- Surface Roots – As mentioned previously, major tree roots often grow extremely close to the surface. That being said, there are some things that could cause these roots to become exposed, like frost heave caused by the effects of the freeze-thaw cycle, and soil erosion. If these roots do become exposed, this often leaves them unprotected and vulnerable to mowing wounds and could cause tripping hazards. Two common things homeowners do to remedy this is add soil, or cut the root. But, both of these options can be problematic. Covering the root with soil could lead to depletion of oxygen, and cutting the root could lead to severe stress and lack of nutrient flow. Mulching is typically a better option in this scenario.
- Girdling Roots – Girdling roots refers to when a tree’s roots wrap around the base of its trunk. This can severally hinder the flow of water and nutrients, resulting in dieback and decline.
- Severing Roots – Trees are designed to be well balanced through their entire system. This means that balance must remain between the tree’s crown and its root system. If a tree’s roots are severed or lost for any reason, this creates imbalance, which leads to stress. Severing just one major root of a tree can remove up to 25 percent of a tree’s root system. In situations where a root is severed, extra care should be paid to the tree.

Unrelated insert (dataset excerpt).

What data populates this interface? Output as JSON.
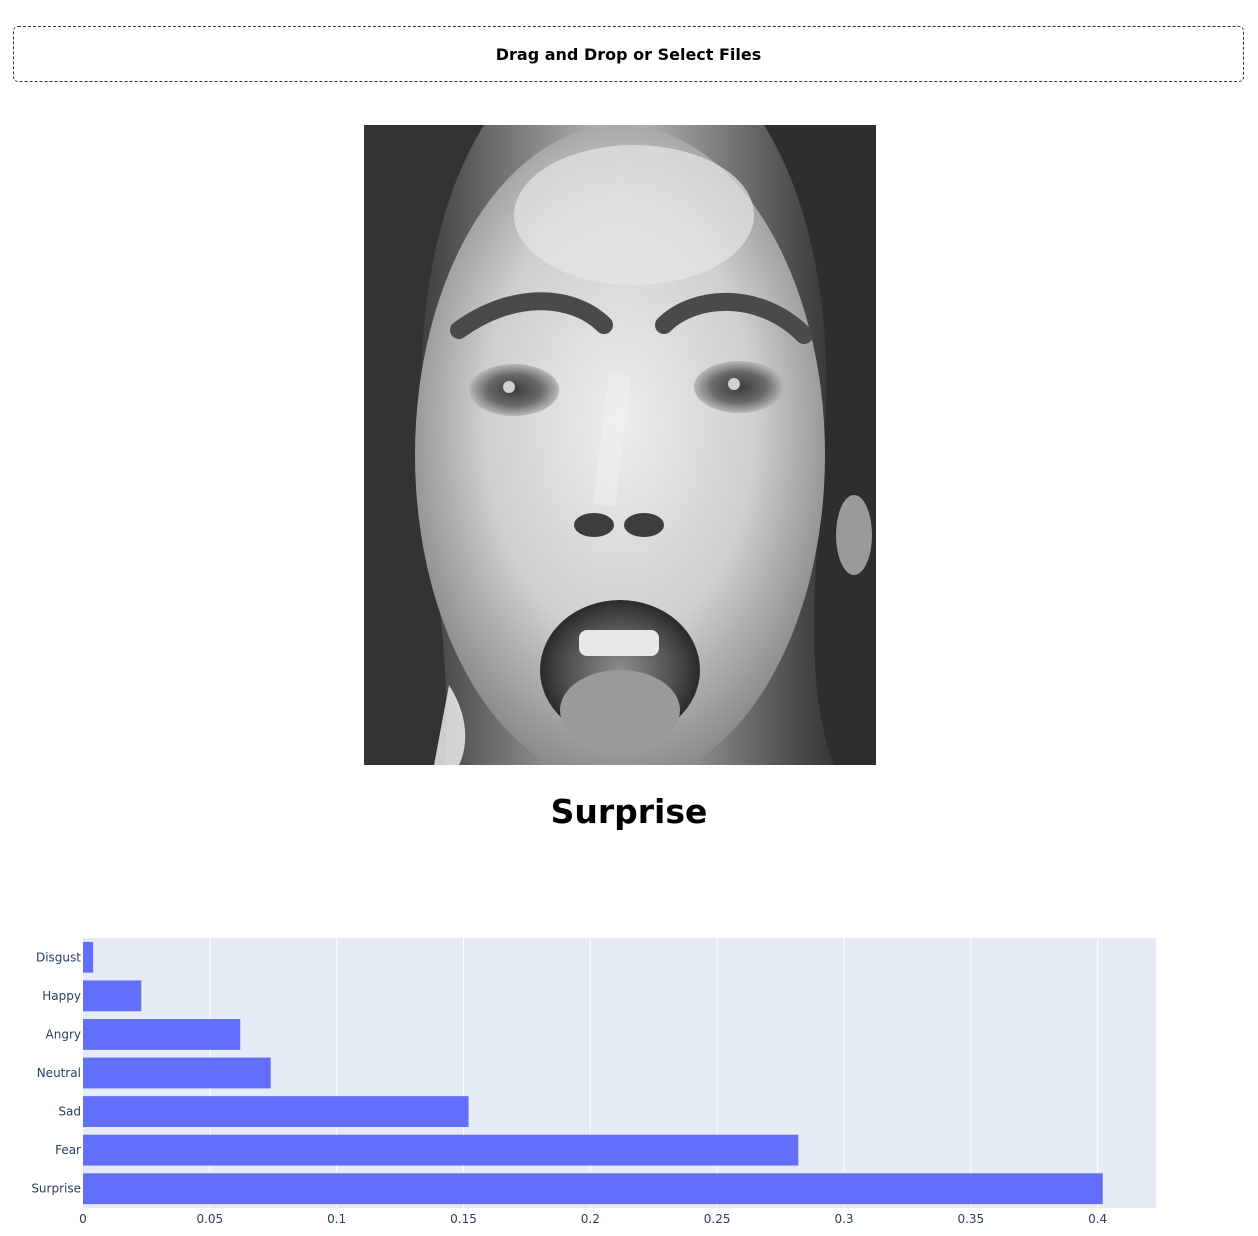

- Deep Planting – If a tree is planted too deep, or too much mulch was applied, this can cause a number of negative and long-term effects on the health of your tree. Some of these effects are; yellowing leaves, premature fall coloration, undersized trees, higher susceptibility to pests, and girdling roots. In some instances of deep planting, the tree can potentially be saved with a root collar excavation, which is essentially removing soil or mulch from against the trunk. However, in some cases replanting or transplanting the tree may be necessary.
If you suspect your tree roots may be dealing with any of these common problems, it’s best to call the professionals before taking action. We can help to foster the health of the trees on your property, avoid future problems, and monitor/provide knowledge on expected root growth to ensure the best placement. Contact Red Cedar today for your free consultation and make sure your root systems are healthy and prepared for the colder/dormant months to come!